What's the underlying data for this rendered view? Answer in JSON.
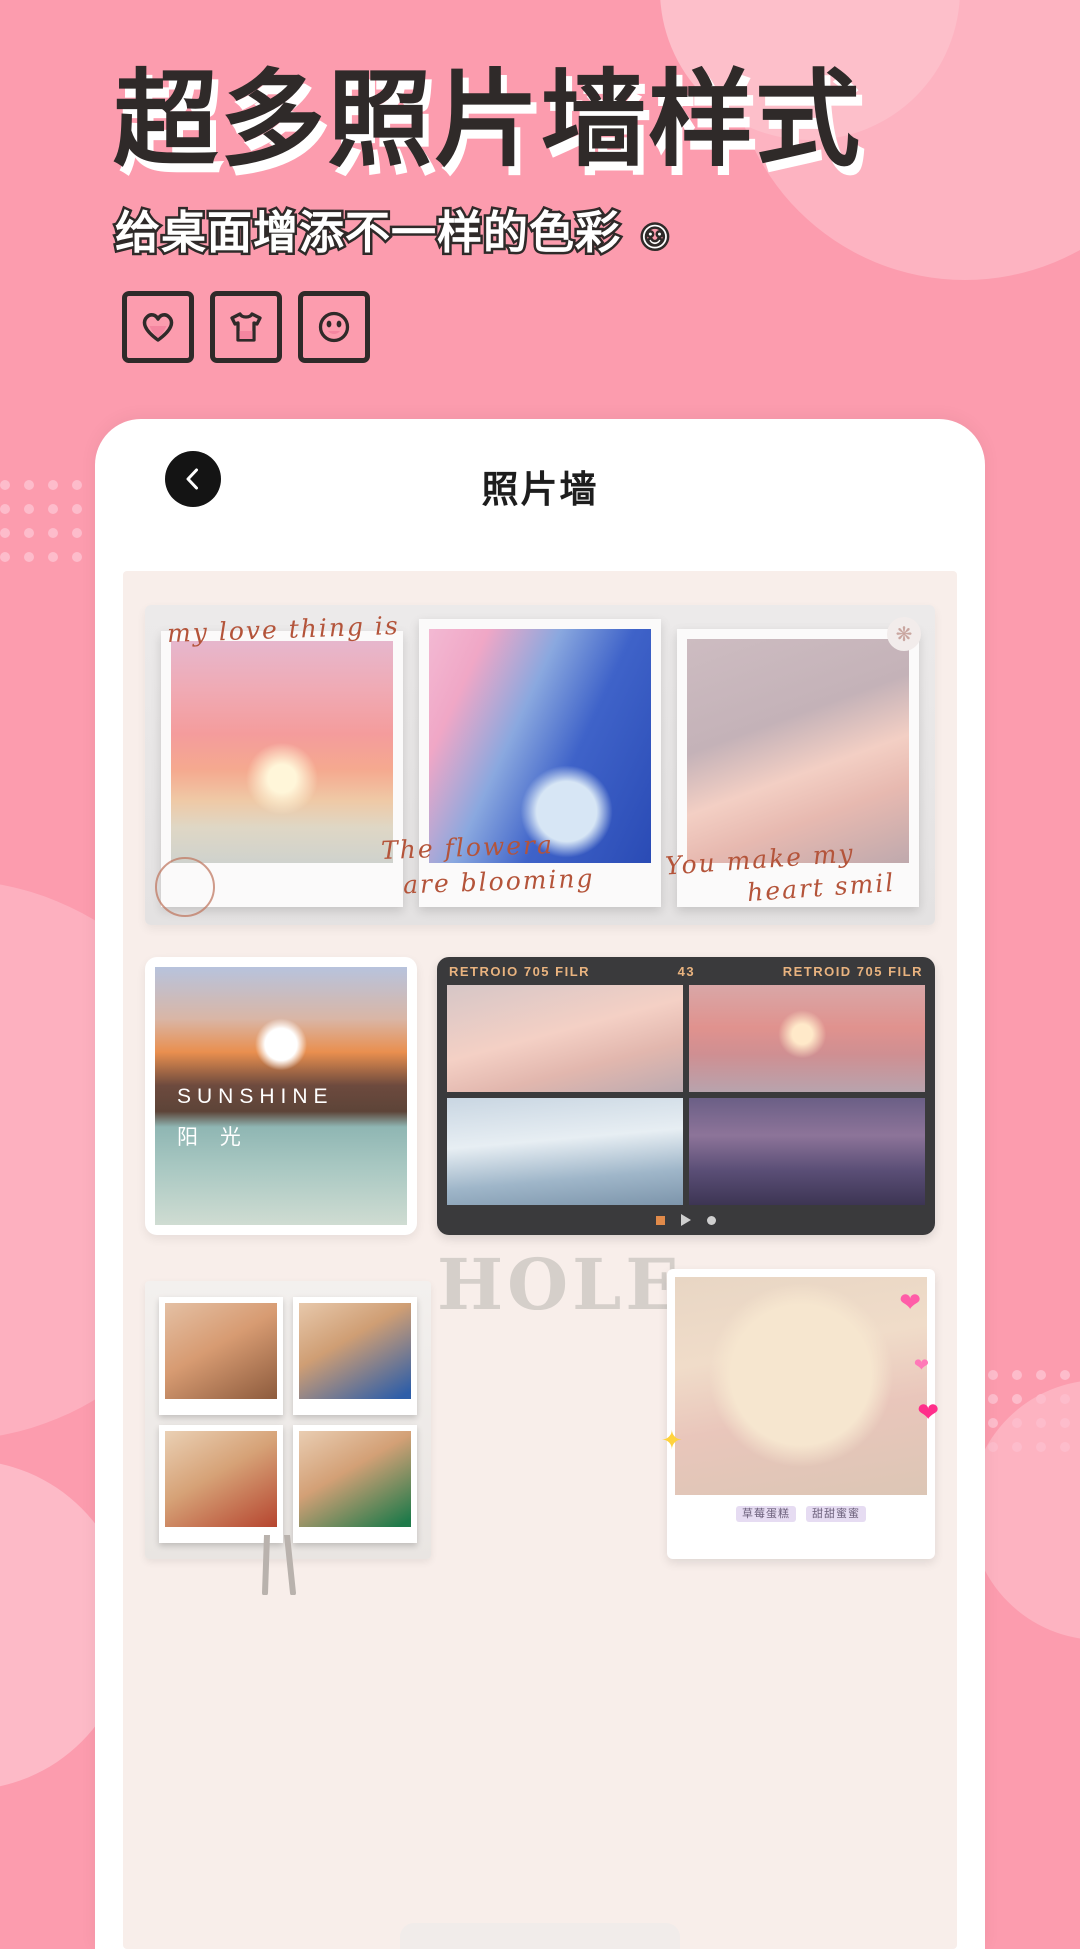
{
  "promo": {
    "headline": "超多照片墙样式",
    "subtitle": "给桌面增添不一样的色彩",
    "subtitle_emoji": "☺",
    "icons": [
      {
        "name": "heart-icon",
        "label": "♡"
      },
      {
        "name": "tshirt-icon",
        "label": "T"
      },
      {
        "name": "smiley-icon",
        "label": "☺"
      }
    ],
    "bg_color": "#fc9cae",
    "headline_color": "#2f2a29",
    "headline_shadow_color": "#ffffff"
  },
  "phone": {
    "nav": {
      "back_icon": "chevron-left-icon",
      "title": "照片墙"
    },
    "styles": {
      "trio": {
        "caption_top": "my love  thing  is",
        "caption_bottom_line1": "The   flowera",
        "caption_bottom_line2": "are   blooming",
        "caption_right_line1": "You   make   my",
        "caption_right_line2": "heart   smil",
        "stamp": "stamp-icon",
        "badge": "flower-icon",
        "photos": [
          "pink sunset beach",
          "moon and clouds",
          "pink snow mountain"
        ]
      },
      "sunshine": {
        "title_en": "SUNSHINE",
        "title_cn": "阳 光"
      },
      "film": {
        "label_left": "RETROIO  705  FILR",
        "label_center": "43",
        "label_right": "RETROID  705  FILR",
        "controls": [
          "stop-icon",
          "play-icon",
          "record-icon"
        ],
        "photos": [
          "snow mountain",
          "sunset sea",
          "swan on ice",
          "night sparkler"
        ]
      },
      "cats": {
        "overlay_text": "HOLE",
        "photos": [
          "cat with glasses",
          "cat with pepsi",
          "cat with cola",
          "cat with bottle"
        ]
      },
      "cake": {
        "tag_left": "草莓蛋糕",
        "tag_right": "甜甜蜜蜜",
        "stickers": [
          "heart-sticker",
          "heart-sticker",
          "star-sticker",
          "heart-sticker"
        ]
      }
    }
  }
}
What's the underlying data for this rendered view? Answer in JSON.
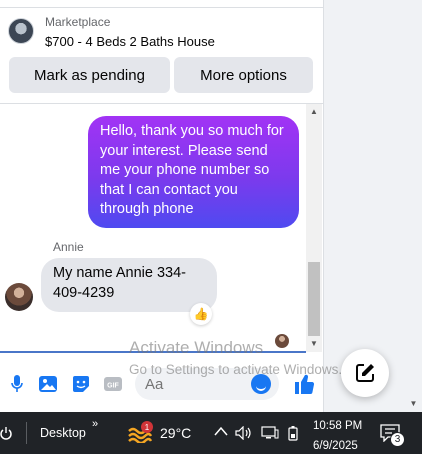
{
  "listing": {
    "kicker": "Marketplace",
    "title": "$700 - 4 Beds 2 Baths House"
  },
  "actions": {
    "mark_pending": "Mark as pending",
    "more_options": "More options"
  },
  "messages": {
    "outgoing_text": "Hello, thank you so much for your interest. Please send me your phone number so that I can contact you through phone",
    "sender_name": "Annie",
    "incoming_text": "My name Annie 334-409-4239",
    "reaction": "👍"
  },
  "composer": {
    "placeholder": "Aa"
  },
  "watermark": {
    "title": "Activate Windows",
    "subtitle": "Go to Settings to activate Windows."
  },
  "taskbar": {
    "desktop_label": "Desktop",
    "chevron": "»",
    "weather_badge": "1",
    "temperature": "29°C",
    "time": "10:58 PM",
    "date": "6/9/2025",
    "notification_count": "3"
  },
  "colors": {
    "accent": "#1877f2",
    "outgoing_gradient_start": "#a233f5",
    "outgoing_gradient_end": "#4f4af0",
    "incoming_bubble": "#e4e6eb"
  }
}
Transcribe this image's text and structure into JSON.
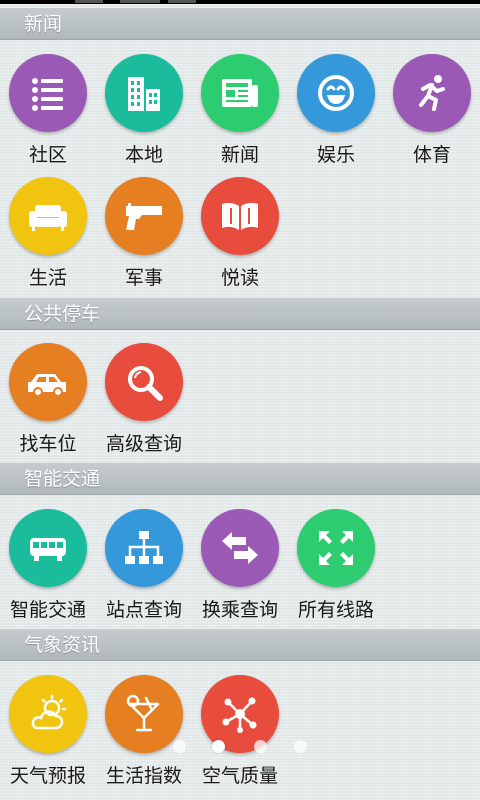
{
  "sections": [
    {
      "title": "新闻",
      "items": [
        {
          "label": "社区",
          "color": "#9b59b6",
          "icon": "list-icon"
        },
        {
          "label": "本地",
          "color": "#1abc9c",
          "icon": "buildings-icon"
        },
        {
          "label": "新闻",
          "color": "#2ecc71",
          "icon": "newspaper-icon"
        },
        {
          "label": "娱乐",
          "color": "#3498db",
          "icon": "smiley-icon"
        },
        {
          "label": "体育",
          "color": "#9b59b6",
          "icon": "runner-icon"
        },
        {
          "label": "生活",
          "color": "#f1c40f",
          "icon": "sofa-icon"
        },
        {
          "label": "军事",
          "color": "#e67e22",
          "icon": "pistol-icon"
        },
        {
          "label": "悦读",
          "color": "#e74c3c",
          "icon": "book-icon"
        }
      ]
    },
    {
      "title": "公共停车",
      "items": [
        {
          "label": "找车位",
          "color": "#e67e22",
          "icon": "car-icon"
        },
        {
          "label": "高级查询",
          "color": "#e74c3c",
          "icon": "magnifier-icon"
        }
      ]
    },
    {
      "title": "智能交通",
      "items": [
        {
          "label": "智能交通",
          "color": "#1abc9c",
          "icon": "bus-icon"
        },
        {
          "label": "站点查询",
          "color": "#3498db",
          "icon": "sitemap-icon"
        },
        {
          "label": "换乘查询",
          "color": "#9b59b6",
          "icon": "swap-arrows-icon"
        },
        {
          "label": "所有线路",
          "color": "#2ecc71",
          "icon": "expand-arrows-icon"
        }
      ]
    },
    {
      "title": "气象资讯",
      "items": [
        {
          "label": "天气预报",
          "color": "#f1c40f",
          "icon": "weather-icon"
        },
        {
          "label": "生活指数",
          "color": "#e67e22",
          "icon": "cocktail-icon"
        },
        {
          "label": "空气质量",
          "color": "#e74c3c",
          "icon": "molecule-icon"
        }
      ]
    }
  ],
  "pager": {
    "pages": 4,
    "active": 1
  }
}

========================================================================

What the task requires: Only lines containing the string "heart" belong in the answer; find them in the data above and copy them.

Result of this exercise:
        "name": "heart-icon",
        "caption_right_line2": "heart   smil",
          "heart-sticker",
          "heart-sticker",
          "heart-sticker"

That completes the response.